## Work order
What lines below contain the string "full"? List them all.
Exercise data START
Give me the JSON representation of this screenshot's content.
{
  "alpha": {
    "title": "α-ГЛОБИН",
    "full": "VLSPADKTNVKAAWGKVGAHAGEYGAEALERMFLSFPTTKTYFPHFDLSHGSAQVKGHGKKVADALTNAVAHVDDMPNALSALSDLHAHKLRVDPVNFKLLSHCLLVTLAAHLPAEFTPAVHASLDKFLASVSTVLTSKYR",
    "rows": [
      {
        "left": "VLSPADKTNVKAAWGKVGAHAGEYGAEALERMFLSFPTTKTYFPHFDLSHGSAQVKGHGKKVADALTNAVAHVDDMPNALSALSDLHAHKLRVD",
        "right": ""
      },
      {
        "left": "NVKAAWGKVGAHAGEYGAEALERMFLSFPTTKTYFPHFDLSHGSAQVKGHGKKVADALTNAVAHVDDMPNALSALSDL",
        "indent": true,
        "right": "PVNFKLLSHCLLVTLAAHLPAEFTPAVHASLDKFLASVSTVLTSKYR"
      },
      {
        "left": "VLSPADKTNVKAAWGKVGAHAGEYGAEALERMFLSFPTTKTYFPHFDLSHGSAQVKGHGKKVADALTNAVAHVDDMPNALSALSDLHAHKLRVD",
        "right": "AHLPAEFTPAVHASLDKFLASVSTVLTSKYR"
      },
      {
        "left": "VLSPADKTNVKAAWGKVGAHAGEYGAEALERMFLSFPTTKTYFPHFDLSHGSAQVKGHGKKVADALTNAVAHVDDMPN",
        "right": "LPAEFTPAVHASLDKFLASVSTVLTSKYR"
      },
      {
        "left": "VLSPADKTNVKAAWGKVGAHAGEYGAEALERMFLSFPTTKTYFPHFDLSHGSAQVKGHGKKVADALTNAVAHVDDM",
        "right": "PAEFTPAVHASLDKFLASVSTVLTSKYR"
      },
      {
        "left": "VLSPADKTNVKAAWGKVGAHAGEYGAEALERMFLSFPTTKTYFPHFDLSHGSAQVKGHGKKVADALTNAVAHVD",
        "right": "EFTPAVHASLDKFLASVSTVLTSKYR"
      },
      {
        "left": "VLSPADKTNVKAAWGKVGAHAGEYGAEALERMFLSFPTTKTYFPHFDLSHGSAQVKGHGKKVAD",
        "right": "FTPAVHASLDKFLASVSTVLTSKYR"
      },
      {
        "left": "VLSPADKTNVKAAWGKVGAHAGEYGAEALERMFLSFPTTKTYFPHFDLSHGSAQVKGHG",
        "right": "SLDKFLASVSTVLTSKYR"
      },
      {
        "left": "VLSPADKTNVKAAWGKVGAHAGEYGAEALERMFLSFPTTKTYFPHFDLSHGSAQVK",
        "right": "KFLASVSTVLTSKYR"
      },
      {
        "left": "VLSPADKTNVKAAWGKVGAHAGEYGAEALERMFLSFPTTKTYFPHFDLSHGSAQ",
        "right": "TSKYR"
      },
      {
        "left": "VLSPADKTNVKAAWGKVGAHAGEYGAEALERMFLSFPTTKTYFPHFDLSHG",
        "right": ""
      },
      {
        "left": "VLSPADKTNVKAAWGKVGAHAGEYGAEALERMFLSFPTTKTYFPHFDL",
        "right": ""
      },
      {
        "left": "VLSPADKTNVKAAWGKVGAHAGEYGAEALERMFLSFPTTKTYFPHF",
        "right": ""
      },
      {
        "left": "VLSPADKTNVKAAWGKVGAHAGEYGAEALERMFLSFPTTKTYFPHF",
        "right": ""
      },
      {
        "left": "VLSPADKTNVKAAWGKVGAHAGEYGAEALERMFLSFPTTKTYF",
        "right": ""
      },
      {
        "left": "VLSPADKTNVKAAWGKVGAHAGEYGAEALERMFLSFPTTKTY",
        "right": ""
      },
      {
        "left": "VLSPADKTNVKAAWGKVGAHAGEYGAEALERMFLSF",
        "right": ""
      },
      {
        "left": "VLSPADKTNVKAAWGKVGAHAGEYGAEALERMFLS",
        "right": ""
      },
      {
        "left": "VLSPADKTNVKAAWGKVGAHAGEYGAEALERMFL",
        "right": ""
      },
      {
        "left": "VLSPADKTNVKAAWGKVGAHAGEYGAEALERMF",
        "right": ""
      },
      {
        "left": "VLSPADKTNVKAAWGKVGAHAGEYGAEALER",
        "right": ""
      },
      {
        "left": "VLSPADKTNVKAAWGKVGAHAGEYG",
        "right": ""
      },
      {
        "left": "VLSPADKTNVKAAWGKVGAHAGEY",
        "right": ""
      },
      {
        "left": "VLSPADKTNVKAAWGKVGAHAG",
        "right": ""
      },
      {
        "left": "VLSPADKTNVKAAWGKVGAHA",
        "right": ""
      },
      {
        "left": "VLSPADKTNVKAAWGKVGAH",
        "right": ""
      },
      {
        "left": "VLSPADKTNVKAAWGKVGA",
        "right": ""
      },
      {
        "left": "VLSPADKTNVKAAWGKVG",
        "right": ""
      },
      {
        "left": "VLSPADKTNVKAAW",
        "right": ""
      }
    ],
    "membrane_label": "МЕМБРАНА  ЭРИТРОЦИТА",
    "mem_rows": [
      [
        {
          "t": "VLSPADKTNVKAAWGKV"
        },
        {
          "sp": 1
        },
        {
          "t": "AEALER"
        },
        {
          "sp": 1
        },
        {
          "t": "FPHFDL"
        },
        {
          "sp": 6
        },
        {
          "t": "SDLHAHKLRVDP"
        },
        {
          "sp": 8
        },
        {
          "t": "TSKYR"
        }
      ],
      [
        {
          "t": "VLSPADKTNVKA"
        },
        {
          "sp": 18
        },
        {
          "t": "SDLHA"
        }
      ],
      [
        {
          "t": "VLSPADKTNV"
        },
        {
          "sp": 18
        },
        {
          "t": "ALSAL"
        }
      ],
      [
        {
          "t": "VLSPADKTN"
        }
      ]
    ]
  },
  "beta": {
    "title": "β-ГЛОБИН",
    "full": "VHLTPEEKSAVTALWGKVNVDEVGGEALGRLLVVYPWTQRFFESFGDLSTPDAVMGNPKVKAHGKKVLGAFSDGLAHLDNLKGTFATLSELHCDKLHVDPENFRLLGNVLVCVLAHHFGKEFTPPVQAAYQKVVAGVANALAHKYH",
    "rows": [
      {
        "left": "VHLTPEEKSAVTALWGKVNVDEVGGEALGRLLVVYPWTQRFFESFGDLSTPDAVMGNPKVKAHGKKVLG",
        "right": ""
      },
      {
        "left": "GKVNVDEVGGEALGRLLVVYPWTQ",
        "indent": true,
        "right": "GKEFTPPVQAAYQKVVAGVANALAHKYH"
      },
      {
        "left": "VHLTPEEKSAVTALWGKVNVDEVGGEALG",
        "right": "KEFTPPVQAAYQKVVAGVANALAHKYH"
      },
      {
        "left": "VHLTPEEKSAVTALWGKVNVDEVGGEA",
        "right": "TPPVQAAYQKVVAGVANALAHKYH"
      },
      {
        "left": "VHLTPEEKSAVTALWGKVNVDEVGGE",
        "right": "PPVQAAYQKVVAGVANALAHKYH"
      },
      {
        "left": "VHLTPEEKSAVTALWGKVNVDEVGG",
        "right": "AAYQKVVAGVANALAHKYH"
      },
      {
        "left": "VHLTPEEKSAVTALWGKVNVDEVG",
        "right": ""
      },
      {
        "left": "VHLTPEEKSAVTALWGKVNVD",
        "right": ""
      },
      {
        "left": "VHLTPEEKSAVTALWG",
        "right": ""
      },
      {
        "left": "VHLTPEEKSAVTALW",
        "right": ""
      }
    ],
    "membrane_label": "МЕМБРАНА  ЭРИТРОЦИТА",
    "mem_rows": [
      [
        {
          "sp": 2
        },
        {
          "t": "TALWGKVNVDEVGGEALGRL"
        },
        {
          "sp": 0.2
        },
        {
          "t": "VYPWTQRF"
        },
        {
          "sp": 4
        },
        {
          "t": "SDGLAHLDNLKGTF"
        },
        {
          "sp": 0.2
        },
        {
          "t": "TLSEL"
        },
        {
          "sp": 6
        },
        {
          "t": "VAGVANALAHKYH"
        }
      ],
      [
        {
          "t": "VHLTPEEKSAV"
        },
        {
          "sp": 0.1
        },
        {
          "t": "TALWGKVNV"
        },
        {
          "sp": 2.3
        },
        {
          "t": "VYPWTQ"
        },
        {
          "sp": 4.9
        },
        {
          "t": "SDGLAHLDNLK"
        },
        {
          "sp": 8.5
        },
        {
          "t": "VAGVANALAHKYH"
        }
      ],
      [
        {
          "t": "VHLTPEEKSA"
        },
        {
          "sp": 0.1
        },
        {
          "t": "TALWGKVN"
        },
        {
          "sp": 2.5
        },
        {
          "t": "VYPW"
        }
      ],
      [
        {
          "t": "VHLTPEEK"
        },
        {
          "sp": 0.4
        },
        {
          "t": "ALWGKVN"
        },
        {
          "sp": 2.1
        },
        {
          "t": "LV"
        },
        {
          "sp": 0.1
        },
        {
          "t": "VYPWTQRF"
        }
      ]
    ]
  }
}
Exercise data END
## Task response
    "full": "VLSPADKTNVKAAWGKVGAHAGEYGAEALERMFLSFPTTKTYFPHFDLSHGSAQVKGHGKKVADALTNAVAHVDDMPNALSALSDLHAHKLRVDPVNFKLLSHCLLVTLAAHLPAEFTPAVHASLDKFLASVSTVLTSKYR",
    "full": "VHLTPEEKSAVTALWGKVNVDEVGGEALGRLLVVYPWTQRFFESFGDLSTPDAVMGNPKVKAHGKKVLGAFSDGLAHLDNLKGTFATLSELHCDKLHVDPENFRLLGNVLVCVLAHHFGKEFTPPVQAAYQKVVAGVANALAHKYH",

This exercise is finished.